A versatile and compact speaker system, Audioengine’s HD3 is ideal for bedroom or workspace listening, its design ideal for desktops and small rooms. With aptX-HD Bluetooth connectivity, they can go anywhere you please, though they also feature RCA connectivity for use with component stereo systems and turntables. And with a headphone amplifier, the sound is excellent and loud, with high quality digital converter. regardless of wherever you choose to listen. And it’s available at a price point that’s accessible for those seeking an affordable option.

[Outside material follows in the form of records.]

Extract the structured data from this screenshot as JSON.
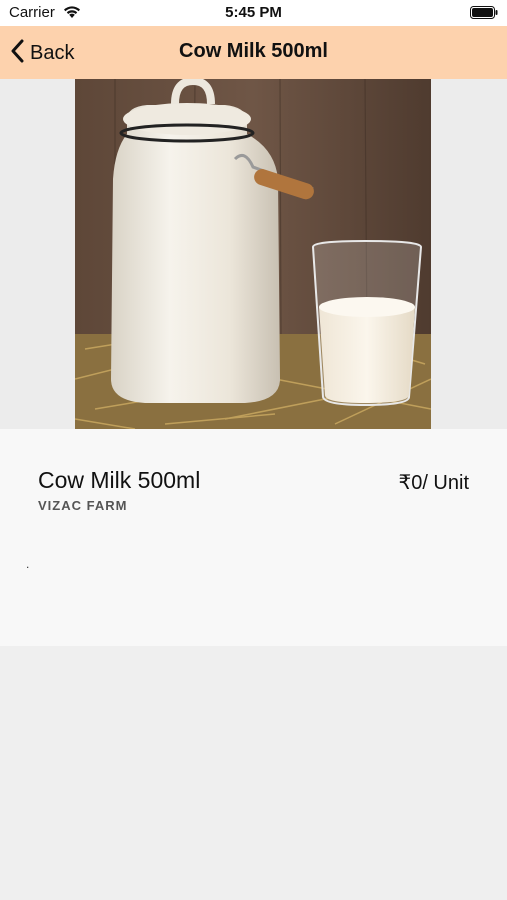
{
  "status_bar": {
    "carrier": "Carrier",
    "time": "5:45 PM",
    "wifi_icon": "wifi-icon",
    "battery_icon": "battery-icon"
  },
  "nav": {
    "back_label": "Back",
    "back_icon": "chevron-left-icon",
    "title": "Cow Milk 500ml",
    "background": "#fdd2ad"
  },
  "product": {
    "image": "product-photo-milk-can-and-glass",
    "name": "Cow Milk 500ml",
    "farm": "VIZAC FARM",
    "price": "₹0/ Unit",
    "description": "."
  }
}
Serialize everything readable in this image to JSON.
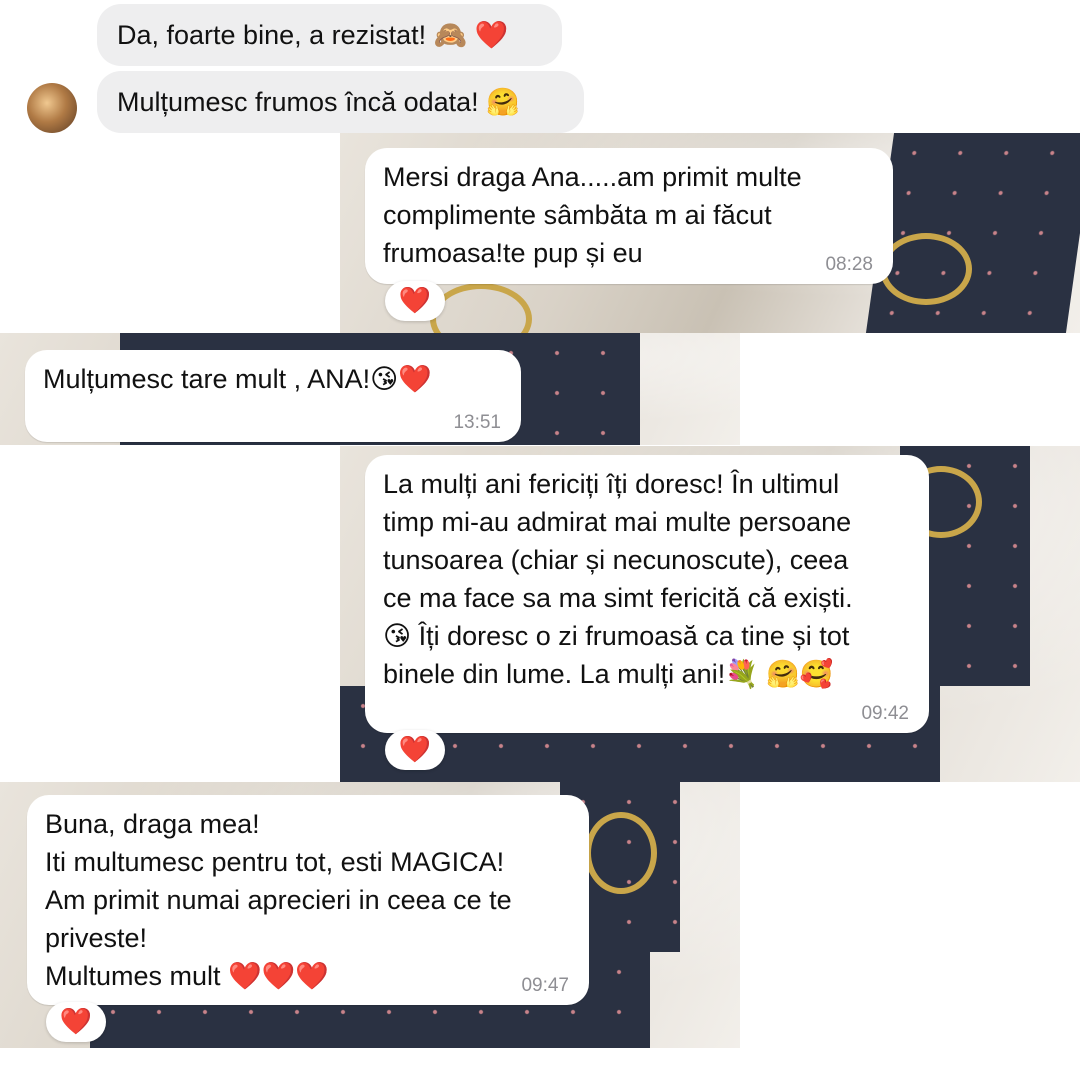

A somewhat larger and sturdier alternative to standard bookshelf speakers, Audioengine’s A5+ brings big sound into every environment. They’re compatible with every potential listening device—your phone, turntable or even tape deck—with both wireless and wired connectivity. The speakers are made with custom, high-quality materials, including aramid fiber woofers and silk tweeters, offering precision sound in a solid package. They also come in a few different exterior shell designs—the walnut is our favorite, but the choice is yours.
A speaker designed to be played wherever you want to go, Sonos’ Move can be placed indoors or outdoors, for picnics, barbecues, parties or wherever you want your music to go. It’s weather resistant and Bluetooth enabled, making it a versatile option for music-on-the-go—it’s also compatible with most streaming platforms. It features higher sound quality than most travel speakers, and of course it works seamlessly with the Sonos system. While there are lower priced travel speakers on the market, few provide as big a sonic experience as this.
A powerful sound in a relatively compact package, the Kanto YU6 speakers are remarkably loud for a desktop pair, in large part because of their Class D, 200W amplifier. Add to that a clear, distortion-free bass sound and you’ve got a listening experience that leaves an impact—with clarity and crispness in the high end as well, courtesy of its Kevlar drivers. The YU6 features RCA in/out as well as aptX Bluetooth connectivity, for both digital and analog listening experiences, and can be used in both standby and powerup modes. No amplifier required.
Jeff Terich is the founder and editor of Treble. He's been writing about music for 20 years and has been published at American Songwriter, Bandcamp Daily, Reverb, Spin, Stereogum, uDiscoverMusic, VinylMePlease and some others that he's forgetting right now. He's still not tired of it.